Hospitals have a myriad of daily duties that must be undertaken, most notably making sure that each and every patient who comes through the doors is tre...

Hospitals have a myriad of daily duties that must be undertaken, most notably making sure that each and every patient who comes through the doors is treated to the best of the facility’s ability.

While patient care and safety should always be the top priority of a hospital, there are other tasks that can’t and should not be overlooked.

One of those is promoting the hospital’s brand.

Why branding matters

Without promoting the various services and products your hospital can offer the local community and surrounding areas (without major medical facilities), you create several issues.

RELATED TOPIC: 5 tips to thrive as an independent medical practice

Among them:

  • Lack of awareness;
  • More questions than answers;
  • Inability to grow your base.

So, what are some means by which your hospital can best market its products and services?

For starters, you may be inclined in today’s tech-focused world to steer away from the more traditional marketing tactics of mailing out pamphlets and pitch letters to the community—something that could be hurting your hospital’s ability to grow. Keep in mind that many individuals who go to hospitals for various reasons are older and may not even have a computer or easy access to one if they do. In these cases, more traditional mailings may be the only way to reach them.
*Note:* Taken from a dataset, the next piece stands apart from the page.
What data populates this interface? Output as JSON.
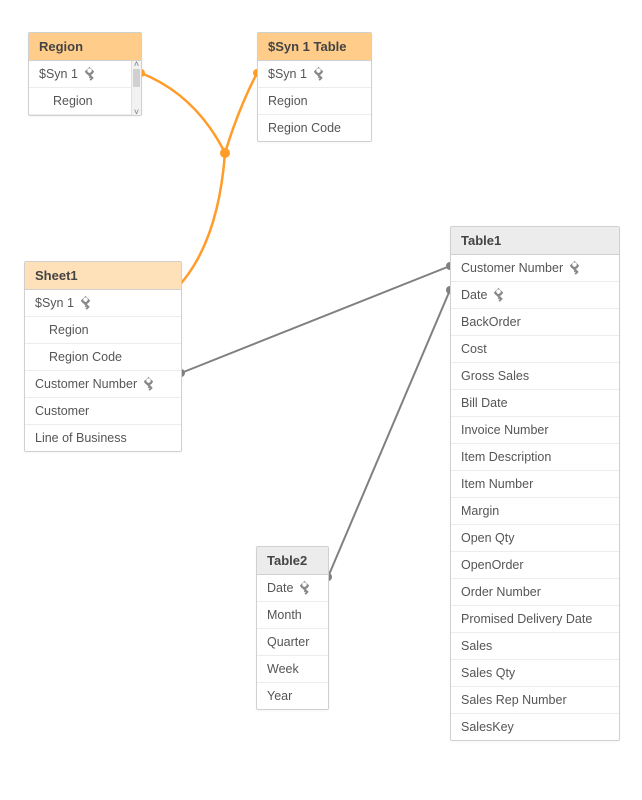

RELATED TOPIC: 3 areas of focus to consider before undergoing a hospital inspection

If you are using the above-mentioned mailing tactics (and you should be), make sure the information offer is relevant and helpful, information that will not likely be discarded moments after arrival.

Blogging and social media

In the event you opt for more tech-focused brand promotion, two great vehicles are blogs and social media.

Starting with blogs, a hospital blog is a great tool for not only your administrative leadership, but also doctors (those who choose to participate) to keep the public informed on a wide-range of medical issues.

While many individuals today use the internet to learn more about their particular diagnosis, illness, surgery etc. they will often go to a known site such as a WebMD or others. Having your hospital’s doctors with their own blogs to discuss their specified areas of medicine can be very valuable not only for current patients to learn, but also prospective patients who may be considering coming to your facility.

RELATED TOPIC: How the health care pros use social media

If you do choose to have a general hospital blog, individual doctor blogs or both, make sure the information is informative and updated regularly. There should also be an area for patient feedback.

When it comes to social media more and more hospitals have turned to social networking to spread their brand message.

Your hospital can reap the benefits of social media in a number of ways, some of which include:

  • Talking about your products and services in real-time;
  • Noting upcoming healthcare workshops the public can attend;
  • Discussing the latest in generalized medicine and what is available for the public when it comes to treatments, medicines and more;
  • Interacting with not only patients or potential patients, but also other medical facilities.

Taking care of the public will always be the top priority for all hospitals, but spreading their brand’s message is something that they always want to remain current and healthy.

About the author: Miguel Salcido has been a professional search marketing consultant for over 11 years. He is the founder and CEO of Organic Media Group, a content driven SEO agency. He also likes to blog at and share insights in advanced SEO.

Let's connect!   

Read the latest edition of Healthcare Global magazine!


Featured Articles

WHO Tightens air Quality Guidelines as Pollution Kills 7mn

World Health Organisation tightens air pollution guidelines to safeguard health; COVID prompts WHO to redefine 'air-borne' as it relates to diseases

WHO Health Chatbot Built on 'Humanised' GenAI

World Health Organisation's GenAI digital health tool is built using ‘AI humanisation’ tech & designed to ease burden on health workers & educate on health

Costco Weight-Loss Drugs Move Highlights US AOM Growth

Costco move to partner with online healthcare provider Sesame to provide members with weight-loss drugs including Wegovy signals US anti-obesity boom

AstraZeneca Company Profile, as CEO Soriot Lands pay Deal

Medical Devices & Pharma

US Academic Medical Centres 'Struggling' says McKinsey


J&J Community Initiatives Tackle US Healthcare Chasm

Medical Devices & Pharma